Imperial staff have the best heads for business in UK academe, reports Letitia Hughes
Academics at Imperial College London are the most business-minded in the UK, according to a survey in which their institution tops the tables for spin-offs and money earned through contract research.
Imperial made more than £47 million from its contract research in 2003-04, according to the first institution-by-institution breakdown of higher education business activity by the Higher Education Funding Council for England.
Next came Birmingham University with £45.1 million, followed by Leeds University with £40.1 million.
Imperial Innovations, the technology transfer office at Imperial, had responsibility for 53 active spin-offs between 2003 and 2004, putting it ahead of Manchester University, which had 48, and Oxford University, which had 45.
Tidu Maini, Imperial's pro-rector for development and corporate affairs, said: "We have ways of engaging with industry, so we can assure companies the research will be done on time. Most companies feel comfortable that they can rely on you to deliver.
"At Innovations for the past ten years, we have heavily invested in infrastructure and brought in people from industry."
He added that the flotation of Imperial Innovations on the Alternative Investment Market next week, the first undertaken by a majority university-owned technology transfer company in the UK, illustrated the success.
"This is a sign that people are willing to invest in the university," Dr Maini said.
Trevor Page, Newcastle's pro vice-chancellor for external relations and research, said: "In the past few years we have invested in both people and infrastructure to allow staff to more actively engage with the many aspects of our interactions with business and the community."
Elsewhere in the survey, Birmingham University had the highest revenue from the exploitation of intellectual property, earning nearly £5.7 million in 2003-04, while Bristol University registered 604 active patents, more than any other institution. Surrey University had consultancy contracts worth Pounds 14.1 million.
Rama Thirunamachandran, director of research and knowledge transfer at Hefce, said: "It shows how fantastically, over a five-year timescale, our higher education sector is collaborating with business."
He said it also illustrated the "huge range" of university knowledge transfer activities.
The fifth annual Higher Education Business and Community Interaction survey has taken a step forward in the use and availability of data compared with previous years.
For the first time, data has directly informed Hefce funding decisions, as well as providing a breakdown of spin-off activity institution by institution.

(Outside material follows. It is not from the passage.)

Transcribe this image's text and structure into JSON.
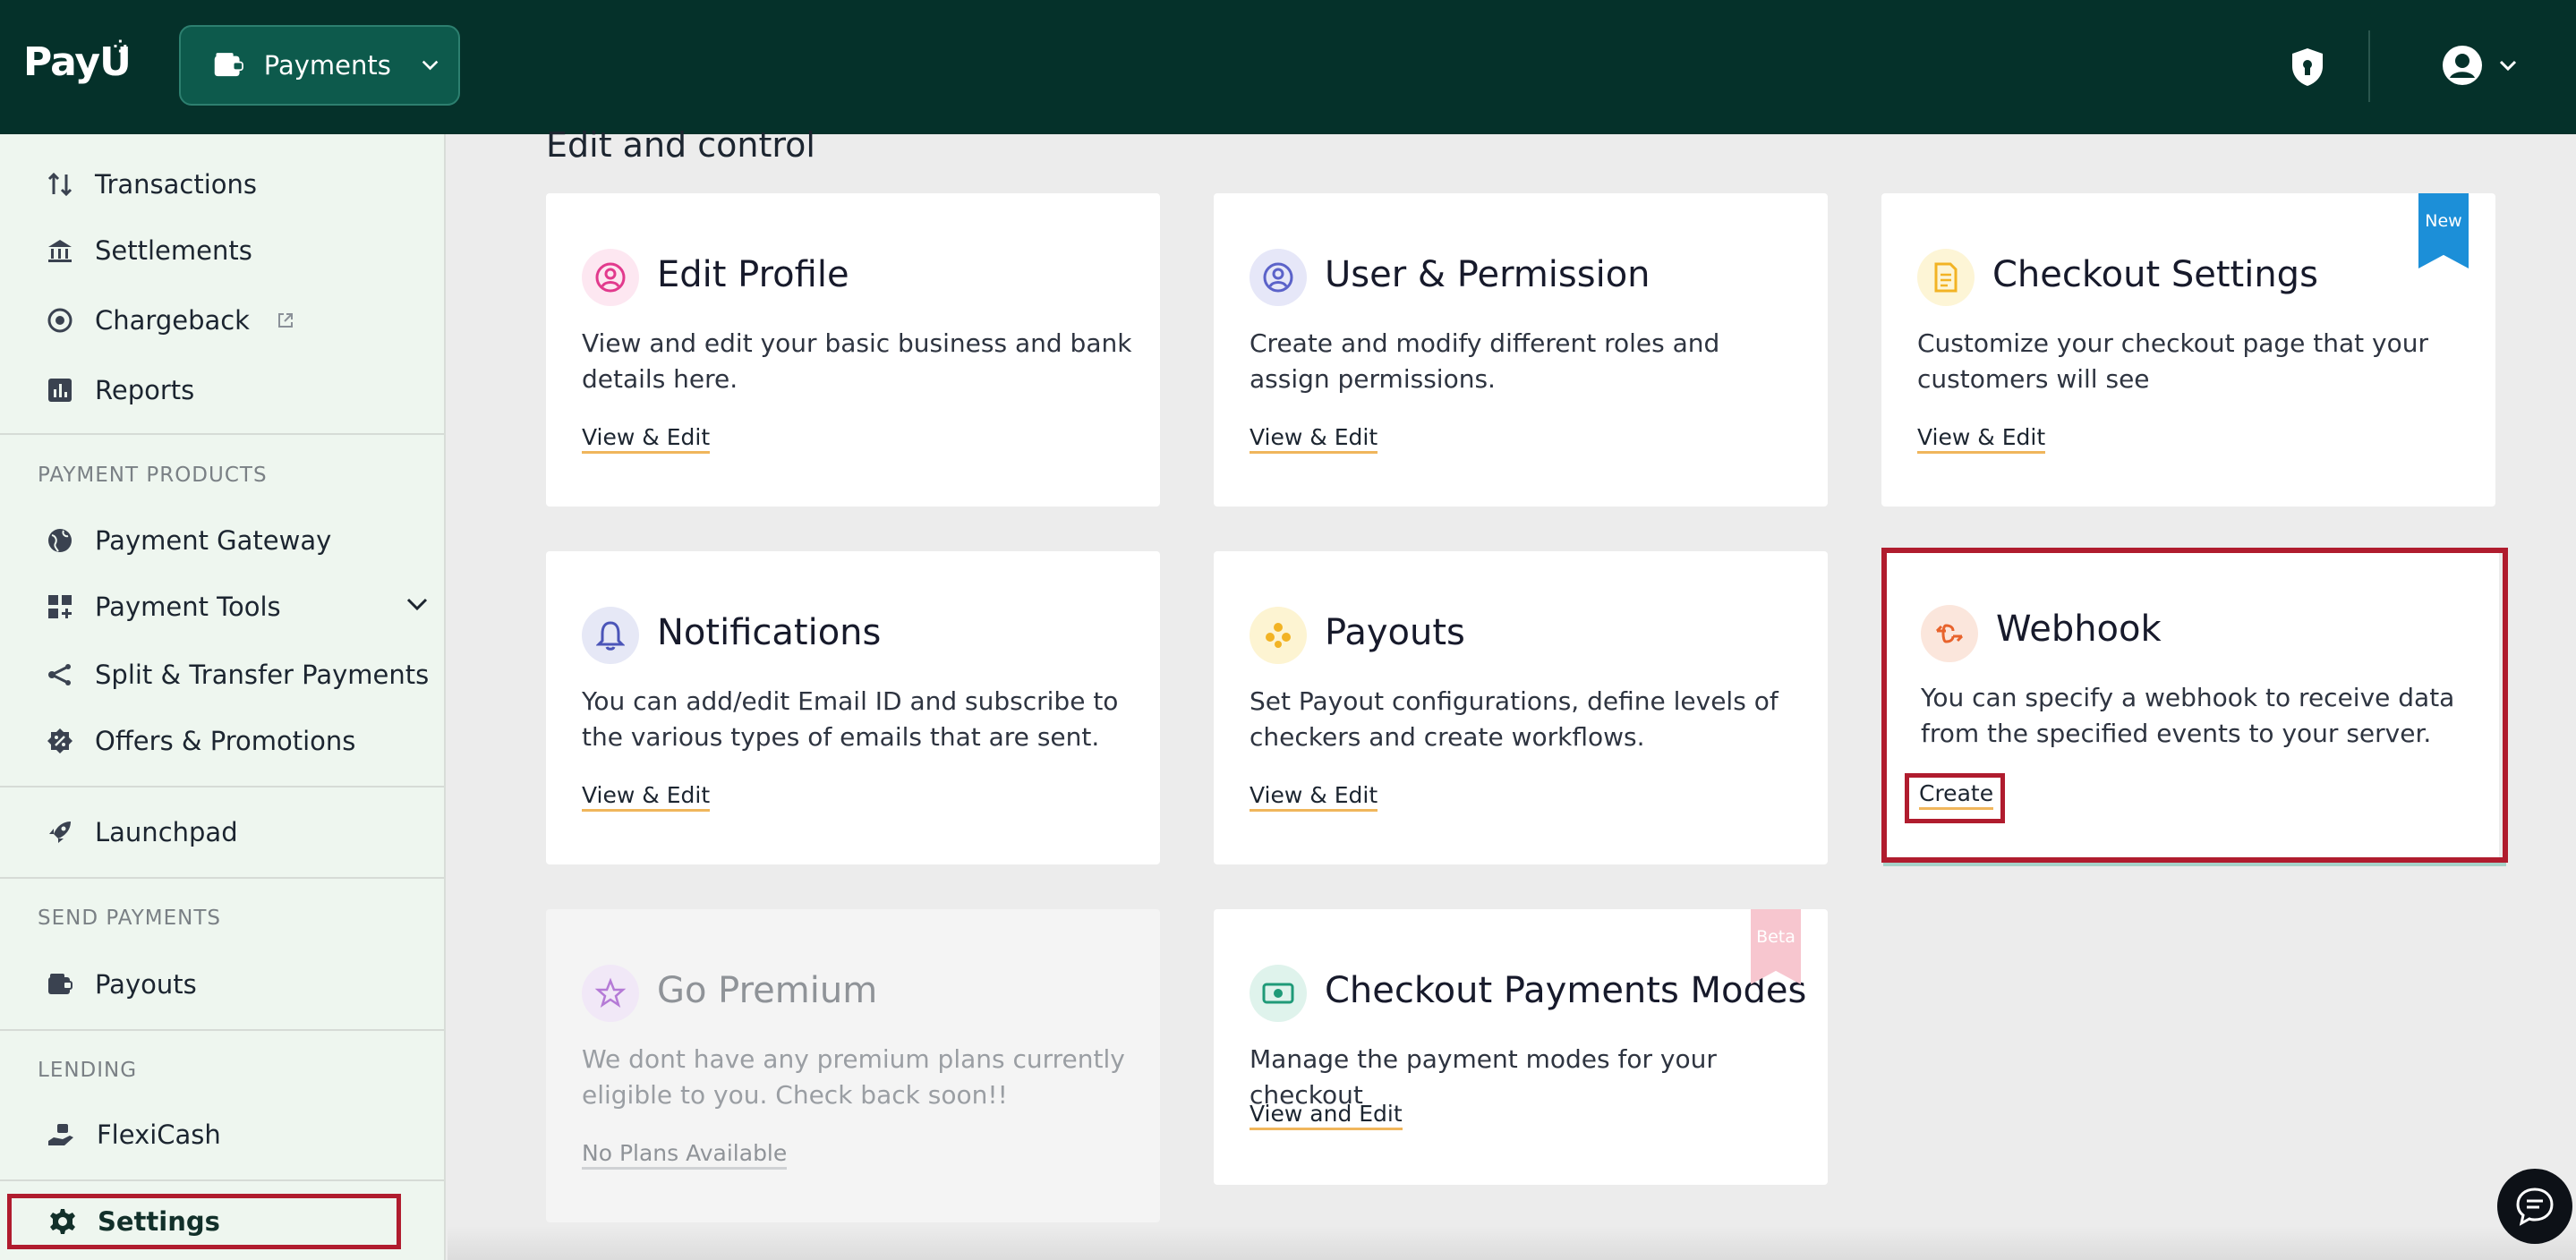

Mr Thirunamachandran added: "We are trying to ensure the survey gives us a decent time series, which we can then use to consult with our stakeholders."
'You have to be excited, to be driven, to create a successful spin off'
Jo Hajnal said that his motivation for being involved in a spin-off company is that "you want to make a difference, and to do something of value, in more than an academic sense".
The spin-off aims to provide image analysis services to the pharmaceutical industry. He said: "Information from medical images is increasingly being used to assess the efficacy of new medicines, but analysing this complex data remains a challenge. The spin-off involves an advanced technology, where medical images are analysed through an automated and sophisticated process."
Professor Hajnal enjoyed the experience of developing a spin-off and the opportunities it offered. "It is a different perspective. The demands of creating a successful business are different from research, and this makes it challenging and interesting," he said.
"It is difficult to convert academic findings into something of practical utility in the wider world," he added, "A spin-off allows you to make that translation directly. The people who know the most about the potential of their findings are those who did the research, so academics can take their destiny into their own hands to create that difference for the world."
However, he stressed: "Spinning off a company is a lot of work: it requires a high level of commitment and belief in what you are doing." He said that Imperial recognised that part of its mission is to contribute to society in diverse ways, "one of which is to facilitate wealth creation"
He also pointed out that for a spin-off to succeed, it required personal drive as well as institutional support. "You need entrepreneurship; you have to be excited by the prospect."
The UK survey data can be compared with the Association of University Technology Managers Licensing Survey, which collects data for North America
- US institutions formed one spin-off for every £61 million of research expenditure compared with about £22 million per spin-off in the UK
- A comparison of licensing income as a percentage of research expenditure shows that US institutions generated 3 per cent compared with 1.1 per cent for UK institutions
- Licensing and spin-off data suggest that different strategies dominate the exploitation of intellectual property in the two countries. US institutions perform better on licensing than UK institutions, whereas UK institutions form new spin-off companies more readily.
LEADING UNIVERSITIES FOR BUSINESS LINKS
Number of active spin-off firms
Queen’s Belfast 36
Total value of contract research
King’s College 31.8
Wales Col of Med 8.8
Queen Mary 8.7
Wales Col of Med 2.4
Total number of active patents
Queen Mary 229
King’s College 207